▶ [Interface dataset entries]

___

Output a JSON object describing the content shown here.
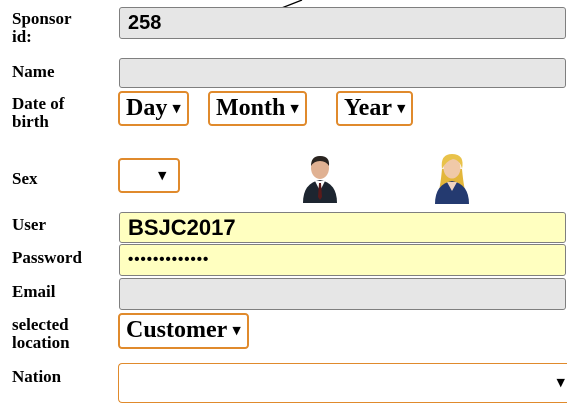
{
  "form": {
    "sponsor": {
      "label_line1": "Sponsor",
      "label_line2": "id:",
      "value": "258"
    },
    "name": {
      "label": "Name",
      "value": ""
    },
    "dob": {
      "label_line1": "Date of",
      "label_line2": "birth",
      "day": "Day",
      "month": "Month",
      "year": "Year"
    },
    "sex": {
      "label": "Sex",
      "value": "",
      "icons": [
        "male-user-icon",
        "female-user-icon"
      ]
    },
    "user": {
      "label": "User",
      "value": "BSJC2017"
    },
    "password": {
      "label": "Password",
      "value": "•••••••••••••"
    },
    "email": {
      "label": "Email",
      "value": ""
    },
    "location": {
      "label_line1": "selected",
      "label_line2": "location",
      "value": "Customer"
    },
    "nation": {
      "label": "Nation",
      "value": ""
    }
  },
  "colors": {
    "select_border": "#e08a2c",
    "field_grey": "#e6e6e6",
    "field_yellow": "#ffffc0"
  }
}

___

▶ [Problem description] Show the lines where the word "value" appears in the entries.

▶ [Exercise answer]
      "value": "258"
      "value": ""
      "value": "",
      "value": "BSJC2017"
      "value": "•••••••••••••"
      "value": ""
      "value": "Customer"
      "value": ""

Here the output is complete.